Sometimes I go up Silver Creek Road and ride only the Rainbow Trail then back to town. But my favorite is to follow the railroad grade. That's what I did on July 3, 2015. As I left Salida that day it was cool, humid and overcast. I was planning for the clouds to burn off, but prepared for whatever the mountain had in mind for me.

Half way up the 5 miles of highway 285 it started to rain on me. After 10 minutes of rain, I considered turning around to ride something lower rather than suffering in rain all day. It looked like it was settling in, and might rain all day. I actually slowed and looked for a gap in traffic to turn around, then thought, "Ah, what the hell. Might as well keep going. I'm already up here."

When I got to the Marshall Pass Road, it was wet and to the west it looked much more wet. I stuck with my plan, because I'd already climbed the pavement part and it wasn't raining hard enough yet to turn me back. If there's anything I've learned about these mountains, it's that you can't tell what the weather will ultimately do based on what it's doing right now. So I kept rolling over the moist gravel.

When I got to the Shirley site there were lots of puddles and the brush and trees were shining with moisture. But blue sky had appeared on the western horizon. My wager had paid off. It was burning off, and as I rolled up the railroad grade the aroma of happy wet sage filled the air.

The railroad grade is a wonderful aerobic climb. And much of it rolls through a tunnel of aspen that goes on and on. So beautiful. I often see bighorn sheep, and the road is littered with old rusting railroad spikes.

After 15 miles of dirt road and over three hours on the bike I emerge at the pass. Now singletrack! Between the ~4 miles of Continental Divide Trail/Colorado Trail from Marshall to Silver Creek, the ~6 miles of descending on the Silver Creek Trail, and the ~10 miles of Rainbow Trail, there are nearly 20 miles of classic Colorado trail ahead. The whole ride is a reward, but this section of trail-riding is what makes it world-class.

On July 3, 2015, I rode the traverse over to Silver and down Silver in lovely cool, sunny weather. Shortly after I emerged from Silver Creek to start the Rainbow, I noticed some clouds blowing in from the north. Before I'd gone 15 minutes down the Rainbow the rain started. Five minutes later I was hunkered down in cover with lightning flashing and cracking overhead. It rained hard and there was lots of electricity, then it gradually moved off to the south.

When I started moving again, I found a trail that was more puddle than not. The muddy water sprayed all over me and my bike. Total mess. But the sun was back out and everything was green and cool. So we went from overcast to rain to sun to storm back to sun. Typical day up in the shadow of Ouray. This particular ride took me 7 hours, 55 miles, over a mile of cumulative climbing.

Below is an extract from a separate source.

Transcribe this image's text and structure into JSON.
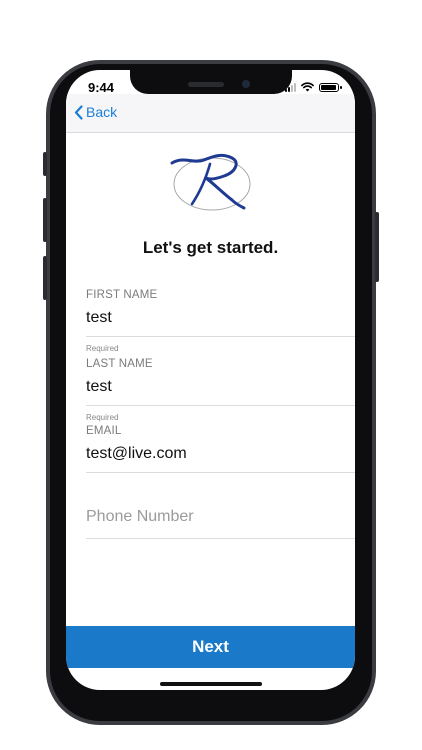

I finished, a muddy man who was almost out of water, rolling down the highway sometimes hitting 40 mph, then back to town on County Road 120. Home to my dog, a shower, and a pint of Ben and Jerry's. Typical day up to the divide on the bike. Bliss.